The 1981 quarter is a coin that holds monetary value and historical significance. It represents an important milestone in the history of the United States Mint, and it is a reminder of the rich history and tradition of American coinage.

Error List

1981 quarter errors are not as common as in some other years, but they exist. Some of the errors found in the 1981 quarter are:

  • 1981-D quarter struck on a dime planchet: This error occurs when a quarter-sized blank is struck with quarter dies but is made of a dime planchet instead of a copper-nickel planchet. As a result, these quarters are larger and heavier than a standard quarter.
  • 1981-P quarter with a doubled die: This error occurred when the die used to strike the coin had a duplication of design elements. The doubling can be seen on the coin’s date, lettering, or other design elements.
  • 1981-P quarter with a filled die: This error occurred when the die used to strike the coin is worn or damaged, and some design elements become filled in or weak.
  • 1981-P quarter with a die crack: This error occurred when a crack forms on the die used to strike the coin. The crack can be seen as a raised line on the coin, and the value of this error can vary depending on the location and severity of the crack.


The 1981 quarter, like all quarters, has a face value of 25 cents. However, the value of a 1981 quarter can vary depending on its condition and rarity. A 1981 P quarter in fair circulation can be purchased for as cheap as 25 cents, while coins in mint condition typically cost around $7. The 1981 P Washington quarter with the MS 67 grade was the most costly. On eBay, a coin was purchased for $700.

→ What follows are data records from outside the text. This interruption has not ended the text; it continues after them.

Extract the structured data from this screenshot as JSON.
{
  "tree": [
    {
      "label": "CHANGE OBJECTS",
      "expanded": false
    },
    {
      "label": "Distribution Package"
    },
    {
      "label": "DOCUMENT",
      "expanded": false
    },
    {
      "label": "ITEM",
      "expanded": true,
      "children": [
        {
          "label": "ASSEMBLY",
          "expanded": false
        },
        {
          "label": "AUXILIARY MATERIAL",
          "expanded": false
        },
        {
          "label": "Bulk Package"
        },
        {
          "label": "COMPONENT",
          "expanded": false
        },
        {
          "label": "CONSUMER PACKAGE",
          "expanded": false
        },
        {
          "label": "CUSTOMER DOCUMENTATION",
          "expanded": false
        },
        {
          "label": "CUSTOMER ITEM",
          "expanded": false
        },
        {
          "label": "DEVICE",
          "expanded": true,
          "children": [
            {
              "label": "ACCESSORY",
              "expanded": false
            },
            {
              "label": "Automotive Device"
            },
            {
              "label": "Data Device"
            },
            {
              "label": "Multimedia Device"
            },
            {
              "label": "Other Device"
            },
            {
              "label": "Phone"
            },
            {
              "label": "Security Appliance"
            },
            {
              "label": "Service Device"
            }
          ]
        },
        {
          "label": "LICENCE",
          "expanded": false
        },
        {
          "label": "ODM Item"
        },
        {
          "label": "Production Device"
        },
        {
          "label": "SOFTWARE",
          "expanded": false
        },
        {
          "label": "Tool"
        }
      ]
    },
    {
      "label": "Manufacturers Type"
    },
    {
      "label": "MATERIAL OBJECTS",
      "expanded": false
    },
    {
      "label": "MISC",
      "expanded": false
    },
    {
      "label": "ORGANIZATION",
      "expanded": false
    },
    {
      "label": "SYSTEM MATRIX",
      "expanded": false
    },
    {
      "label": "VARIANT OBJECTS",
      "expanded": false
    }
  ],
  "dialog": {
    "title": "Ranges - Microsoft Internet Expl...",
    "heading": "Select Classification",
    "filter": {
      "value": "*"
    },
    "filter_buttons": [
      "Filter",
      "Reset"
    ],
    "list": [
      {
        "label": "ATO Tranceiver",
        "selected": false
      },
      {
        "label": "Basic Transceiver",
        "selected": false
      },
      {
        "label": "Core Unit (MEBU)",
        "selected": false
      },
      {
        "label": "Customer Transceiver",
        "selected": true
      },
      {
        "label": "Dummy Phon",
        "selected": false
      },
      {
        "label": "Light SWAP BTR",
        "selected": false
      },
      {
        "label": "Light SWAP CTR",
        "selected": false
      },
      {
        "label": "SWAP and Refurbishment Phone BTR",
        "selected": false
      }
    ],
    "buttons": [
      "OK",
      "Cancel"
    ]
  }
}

The 1981 S PR 67 Type 1 costs $13, while a PR 70-rated example with a deep cameo contrast costs around $22.

On the other hand, the 1981 S quarter Type 2 in the same grade is worth roughly $28. The most costly quarter is the 1981 PR 70 DCAM quarter, which costs an average of $145 to collectors.

It is worth noting that errors in 1981 quarters are relatively rare, but they can fetch a high price if they are in good condition. Therefore, if you come across a 1981 quarter with an error, it’s essential to be professionally graded and evaluated for its potential value.

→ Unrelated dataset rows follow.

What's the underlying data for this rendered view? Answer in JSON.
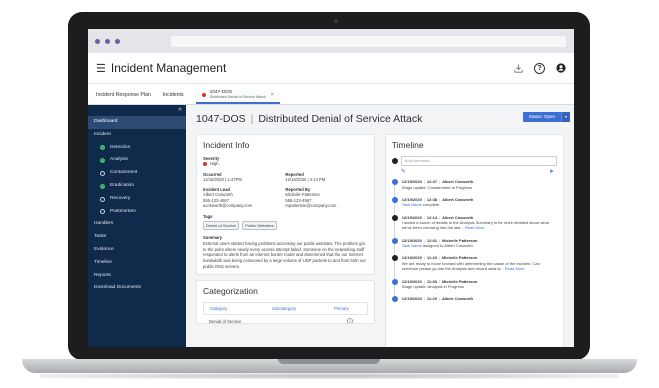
{
  "app": {
    "title": "Incident Management",
    "icons": [
      "download-icon",
      "help-icon",
      "user-icon"
    ]
  },
  "tabs": [
    {
      "label": "Incident Response Plan"
    },
    {
      "label": "Incidents"
    },
    {
      "id": "1047-DOS",
      "sublabel": "Distributed Denial of Service Attack",
      "close": "×",
      "active": true
    }
  ],
  "sidebar": {
    "collapse": "«",
    "items": [
      {
        "label": "Dashboard",
        "active": true
      },
      {
        "label": "Incident"
      },
      {
        "label": "Detection",
        "sub": true,
        "state": "done"
      },
      {
        "label": "Analysis",
        "sub": true,
        "state": "done"
      },
      {
        "label": "Containment",
        "sub": true,
        "state": "open"
      },
      {
        "label": "Eradication",
        "sub": true,
        "state": "done"
      },
      {
        "label": "Recovery",
        "sub": true,
        "state": "open"
      },
      {
        "label": "Postmortem",
        "sub": true,
        "state": "open"
      },
      {
        "label": "Handlers"
      },
      {
        "label": "Tasks"
      },
      {
        "label": "Evidence"
      },
      {
        "label": "Timeline"
      },
      {
        "label": "Reports"
      },
      {
        "label": "Download Documents"
      }
    ]
  },
  "incident": {
    "id": "1047-DOS",
    "name": "Distributed Denial of Service Attack",
    "status_label": "Status: Open",
    "status_caret": "▾"
  },
  "info": {
    "title": "Incident Info",
    "severity_label": "Severity",
    "severity_value": "High",
    "occurred_label": "Occurred",
    "occurred_value": "12/16/2020 | 1:47PM",
    "reported_label": "Reported",
    "reported_value": "12/16/2020 | 4:14 PM",
    "lead_label": "Incident Lead",
    "lead_name": "Albert Cosworth",
    "lead_phone": "555-123-4567",
    "lead_email": "acosworth@company.com",
    "reporter_label": "Reported By",
    "reporter_name": "Michelle Patterson",
    "reporter_phone": "555-123-4567",
    "reporter_email": "mpatterson@company.com",
    "tags_label": "Tags",
    "tags": [
      "Denial of Service",
      "Public Websites"
    ],
    "summary_label": "Summary",
    "summary": "External users started having problems accessing our public websites. The problem got to the point where nearly every access attempt failed. Someone on the networking staff responded to alerts from an Internet border router and determined that the our Internet bandwidth was being consumed by a large volume of UDP packets to and from both our public DNS servers."
  },
  "categorization": {
    "title": "Categorization",
    "headers": [
      "Category",
      "Subcategory",
      "Primary"
    ],
    "rows": [
      {
        "category": "Denial of Service",
        "subcategory": "",
        "primary": "✓"
      }
    ]
  },
  "timeline": {
    "title": "Timeline",
    "placeholder": "Add comment...",
    "entries": [
      {
        "date": "12/19/2020",
        "time": "12:47",
        "user": "Albert Cosworth",
        "text": "Stage update: Containment In Progress",
        "link": "",
        "after": "",
        "kind": "stage"
      },
      {
        "date": "12/19/2020",
        "time": "12:38",
        "user": "Albert Cosworth",
        "text": "",
        "link": "Task Name",
        "after": " complete",
        "kind": "stage"
      },
      {
        "date": "12/19/2020",
        "time": "12:14",
        "user": "Albert Cosworth",
        "text": "I added a bunch of details to the Analysis Summary to be more detailed about what we've been checking into the last...",
        "link": "Read More",
        "after": "",
        "kind": "user"
      },
      {
        "date": "12/19/2020",
        "time": "12:01",
        "user": "Michelle Patterson",
        "text": "",
        "link": "Task Name",
        "after": " assigned to Albert Cosworth",
        "kind": "stage"
      },
      {
        "date": "12/19/2020",
        "time": "11:43",
        "user": "Michelle Patterson",
        "text": "We are ready to move forward with determining the cause of the incident. Can someone please go into the Analysis and record what w...",
        "link": "Read More",
        "after": "",
        "kind": "user"
      },
      {
        "date": "12/19/2020",
        "time": "11:38",
        "user": "Michelle Patterson",
        "text": "Stage update: Analysis in Progress",
        "link": "",
        "after": "",
        "kind": "stage"
      },
      {
        "date": "12/19/2020",
        "time": "11:25",
        "user": "Albert Cosworth",
        "text": "",
        "link": "",
        "after": "",
        "kind": "stage"
      }
    ]
  },
  "colors": {
    "sidebar": "#102a4c",
    "accent": "#3c6fd1",
    "severity_high": "#d9342b",
    "done": "#3fbf6c"
  }
}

Investment Outlook

The 1981 quarter is not considered a precious coin for investment purposes. However, if you happen to come across a 1981 quarter with an error, it could be worth significantly more than its face value. Generally, quarters from the 1980s and 1990s are not considered good investments, as they are relatively common and not particularly scarce. However, if you are a collector of quarters or errors, a 1981 quarter with an error could be an exciting addition to your collection. It is always a good practice to consult an expert before investing.